Dr. Lee F. Kramer joined Dr. Clinton W. Trott in a partnership medical practice in Mt. Vernon in 1959. Kramer and Trott outdoor enthusiasts, were looking for a piece of property so that their families could use it for a weekend hide-a-way. Local real estate agents suggested that a property in the Brinkhaven area near Danville, although perhaps too large for two families, was a special quality because it had a mile and a quarter frontage on the Mohican River.
One Friday afternoon Dr. Trott agreed to stay in the office to see the partnership patients while Dr. Kramer went with the realtors to look at his property. Lee called back with great enthusiasm, and over the phone Clinton and Lee agreed that a $100 option fee should be paid to hold the property pending further investigation. That weekend they hiked over some of the edges of the property with a ridge top pasture field and a river front cabin and an adjoining barn that was most unique.
A family conference confirmed early impressions that this property, although too big for the use of just the two Trott and Kramer families, was so attractive, so close to Mt. Vernon, and so unique in its unspoiled setting that it should be acquired for use of Adventist families and possible church use.
A number of close Adventist friends of Trott and Kramer were approached to see if they would be interested in joint-ownership of the property. Besides Virginia and Clinton Trott, and Hazel and Lee Kramer, there other families included Dell and Percy Miles, Elaine and Claire Smith, June and Don McCready. and Thelma and Joseph Poole.
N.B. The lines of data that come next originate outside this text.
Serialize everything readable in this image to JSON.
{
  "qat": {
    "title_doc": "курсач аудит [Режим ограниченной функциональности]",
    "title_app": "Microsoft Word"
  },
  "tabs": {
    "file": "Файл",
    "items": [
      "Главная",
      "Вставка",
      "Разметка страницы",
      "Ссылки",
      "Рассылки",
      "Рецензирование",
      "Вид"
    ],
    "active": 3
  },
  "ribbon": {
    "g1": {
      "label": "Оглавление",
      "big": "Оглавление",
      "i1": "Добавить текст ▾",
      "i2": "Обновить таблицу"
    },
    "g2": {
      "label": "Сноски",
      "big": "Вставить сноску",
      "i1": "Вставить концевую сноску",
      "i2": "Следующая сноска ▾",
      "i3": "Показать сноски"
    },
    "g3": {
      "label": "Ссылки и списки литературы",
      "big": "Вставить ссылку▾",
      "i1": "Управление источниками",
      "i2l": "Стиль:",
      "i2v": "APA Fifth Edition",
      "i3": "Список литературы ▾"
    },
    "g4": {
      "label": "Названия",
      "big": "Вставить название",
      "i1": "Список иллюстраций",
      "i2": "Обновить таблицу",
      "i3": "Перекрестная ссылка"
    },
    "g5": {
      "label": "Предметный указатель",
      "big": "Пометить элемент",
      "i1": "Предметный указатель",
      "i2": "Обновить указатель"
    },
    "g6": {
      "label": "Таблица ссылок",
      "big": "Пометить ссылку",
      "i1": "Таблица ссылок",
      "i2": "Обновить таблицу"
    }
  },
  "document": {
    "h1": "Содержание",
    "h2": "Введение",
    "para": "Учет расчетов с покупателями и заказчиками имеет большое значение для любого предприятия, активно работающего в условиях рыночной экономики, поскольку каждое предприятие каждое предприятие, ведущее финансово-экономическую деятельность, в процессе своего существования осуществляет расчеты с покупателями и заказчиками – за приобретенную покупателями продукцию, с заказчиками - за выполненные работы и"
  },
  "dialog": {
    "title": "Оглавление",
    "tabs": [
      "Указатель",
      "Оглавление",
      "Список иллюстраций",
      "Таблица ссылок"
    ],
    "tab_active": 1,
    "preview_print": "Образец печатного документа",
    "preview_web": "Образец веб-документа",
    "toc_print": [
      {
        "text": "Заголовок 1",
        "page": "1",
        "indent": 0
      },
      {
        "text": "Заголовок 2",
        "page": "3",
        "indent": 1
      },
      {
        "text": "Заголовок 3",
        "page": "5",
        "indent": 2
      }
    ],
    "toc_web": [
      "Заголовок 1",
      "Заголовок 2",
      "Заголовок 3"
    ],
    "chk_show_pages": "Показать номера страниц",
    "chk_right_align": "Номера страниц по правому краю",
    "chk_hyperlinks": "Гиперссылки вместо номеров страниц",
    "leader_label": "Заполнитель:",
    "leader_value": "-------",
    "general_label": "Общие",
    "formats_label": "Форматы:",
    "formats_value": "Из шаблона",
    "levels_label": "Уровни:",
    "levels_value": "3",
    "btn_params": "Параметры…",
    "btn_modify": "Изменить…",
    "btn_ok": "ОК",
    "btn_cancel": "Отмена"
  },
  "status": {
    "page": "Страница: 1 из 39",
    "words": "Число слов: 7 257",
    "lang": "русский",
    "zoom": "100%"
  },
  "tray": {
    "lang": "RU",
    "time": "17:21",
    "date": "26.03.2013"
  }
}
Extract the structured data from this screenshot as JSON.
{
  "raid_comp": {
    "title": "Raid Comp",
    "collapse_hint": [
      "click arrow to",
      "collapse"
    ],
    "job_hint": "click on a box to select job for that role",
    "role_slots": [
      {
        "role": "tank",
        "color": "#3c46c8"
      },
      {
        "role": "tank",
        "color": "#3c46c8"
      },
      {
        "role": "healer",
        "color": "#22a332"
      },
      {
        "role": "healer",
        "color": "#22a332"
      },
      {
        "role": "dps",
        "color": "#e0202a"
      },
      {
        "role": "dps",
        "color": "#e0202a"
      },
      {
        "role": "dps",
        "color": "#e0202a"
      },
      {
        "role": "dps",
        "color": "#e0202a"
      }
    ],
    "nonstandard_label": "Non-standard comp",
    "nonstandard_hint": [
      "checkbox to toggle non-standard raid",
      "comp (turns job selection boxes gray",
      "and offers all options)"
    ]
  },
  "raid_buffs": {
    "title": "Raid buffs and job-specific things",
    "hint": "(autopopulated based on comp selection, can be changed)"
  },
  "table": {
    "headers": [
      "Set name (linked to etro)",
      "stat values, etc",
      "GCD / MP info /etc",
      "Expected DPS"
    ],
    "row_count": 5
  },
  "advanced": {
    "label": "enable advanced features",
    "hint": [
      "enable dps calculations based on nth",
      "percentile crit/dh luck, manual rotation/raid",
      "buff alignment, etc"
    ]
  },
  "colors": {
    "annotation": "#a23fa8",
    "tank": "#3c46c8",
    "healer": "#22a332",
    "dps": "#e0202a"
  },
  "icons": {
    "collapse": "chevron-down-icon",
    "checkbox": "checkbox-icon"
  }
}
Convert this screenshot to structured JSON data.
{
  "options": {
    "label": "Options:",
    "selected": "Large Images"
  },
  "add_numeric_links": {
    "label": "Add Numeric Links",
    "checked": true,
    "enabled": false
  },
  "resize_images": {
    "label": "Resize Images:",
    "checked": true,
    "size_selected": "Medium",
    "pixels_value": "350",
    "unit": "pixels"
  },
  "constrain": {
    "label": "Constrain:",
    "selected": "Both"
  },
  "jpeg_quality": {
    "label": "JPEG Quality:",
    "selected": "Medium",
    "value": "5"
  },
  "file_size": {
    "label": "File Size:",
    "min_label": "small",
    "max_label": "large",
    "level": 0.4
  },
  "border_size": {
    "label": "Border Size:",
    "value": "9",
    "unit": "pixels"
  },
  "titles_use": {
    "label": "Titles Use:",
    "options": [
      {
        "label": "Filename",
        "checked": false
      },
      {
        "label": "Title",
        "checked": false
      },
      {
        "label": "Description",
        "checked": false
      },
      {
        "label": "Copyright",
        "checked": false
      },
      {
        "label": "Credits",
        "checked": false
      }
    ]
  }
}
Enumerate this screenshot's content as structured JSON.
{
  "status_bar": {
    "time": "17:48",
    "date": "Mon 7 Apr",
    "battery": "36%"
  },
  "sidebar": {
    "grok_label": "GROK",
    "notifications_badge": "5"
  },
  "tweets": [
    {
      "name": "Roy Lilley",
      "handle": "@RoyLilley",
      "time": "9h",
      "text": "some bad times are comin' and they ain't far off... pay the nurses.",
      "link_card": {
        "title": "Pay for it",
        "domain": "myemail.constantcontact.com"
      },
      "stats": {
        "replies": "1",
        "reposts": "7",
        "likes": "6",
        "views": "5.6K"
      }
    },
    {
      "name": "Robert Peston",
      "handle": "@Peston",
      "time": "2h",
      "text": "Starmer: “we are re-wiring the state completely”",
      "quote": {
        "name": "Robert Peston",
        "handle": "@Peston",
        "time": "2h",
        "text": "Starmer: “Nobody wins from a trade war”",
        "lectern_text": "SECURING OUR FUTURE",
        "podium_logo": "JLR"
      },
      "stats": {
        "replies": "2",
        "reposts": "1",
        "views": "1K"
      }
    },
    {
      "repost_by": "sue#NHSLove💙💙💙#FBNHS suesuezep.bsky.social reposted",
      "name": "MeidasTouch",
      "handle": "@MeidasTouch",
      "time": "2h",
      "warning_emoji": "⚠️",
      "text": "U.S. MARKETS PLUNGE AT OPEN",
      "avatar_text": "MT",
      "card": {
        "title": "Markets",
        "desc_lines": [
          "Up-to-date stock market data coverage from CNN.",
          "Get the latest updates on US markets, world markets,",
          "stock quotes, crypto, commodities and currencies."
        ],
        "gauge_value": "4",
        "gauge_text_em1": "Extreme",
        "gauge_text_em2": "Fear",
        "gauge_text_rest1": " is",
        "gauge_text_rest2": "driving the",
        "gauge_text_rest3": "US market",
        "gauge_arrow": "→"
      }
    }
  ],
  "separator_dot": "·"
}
At one of the original meetings of the six families in the Trott home on a Saturday night, Clinton Trott said, "We've got to have a name for this project. How about 'Mo' for the MOhican River and "haven" for the nearby town of BrinkHAVEN?" And the group agreed. Although the name was not popular with many who wanted an authentic Indian name, the name survived even after a naming contest, persisting to this day.
These six families put up $750 each to make the down payment on the property, and it was purchased in the name of "Mohaven Wildlife Foundation, Inc." with full tax exemption status by the State of Ohio. By laws were drawn up by a lawyer with clear regulations of land use and environmental protection of fauna and flora. The families renovated the log cabin on the waterfront, did limited amount of clearing of access roads, and held various recreational events for members and friends.
Trott and Kramer were aware of the years-long search by the Ohio Conference for their own youth camp property. At that time, Tar Hallow State Camp was being rented for two short weeks each year, and was considered by many to be totally inadequate. Elder Warren Whittenberg, Ohio Youth Director, had been a college friend of Trott from the mid-1930s, and had shared the conference concern for a good piece of property. Several pieces of property had been investigated, with possibilities for construction of artificial lakes, but none on a watercourse or lake, but none on a watercourse or lake, and none were wholly satisfactory. Don Hunter, Conference President, Jack Shull, Mt. Vernon Academy Principal, and other conference officials were shown the property as a possible youth camp site.
Disadvantages: no swimming facilities, and being a bit remote from major highways.
Advantages (as compared with other available land): proximity to Mt. Vernon, hundreds of acres of unspoiled land with good trees, excellent soil conditions, nearby property that might be available for purchase to enlarge the initial plot, an atmosphere and spirit of recreational land use, frontage on the Mohican River with advantages for canoeing and other water sports, abundant areas for hiking and camping, acceptable well-drilling potential, a cleared ridge top meadow for a lodge and camp facilities.
Conference officials, agricultural extension agent George McConnell, and state conservation officials hiked over the many acres and the consensus grew stronger that this just may be the place for the new Ohio Conference youth camp.
The Ohio Conference purchased the property in 1961, and the history continues to this day.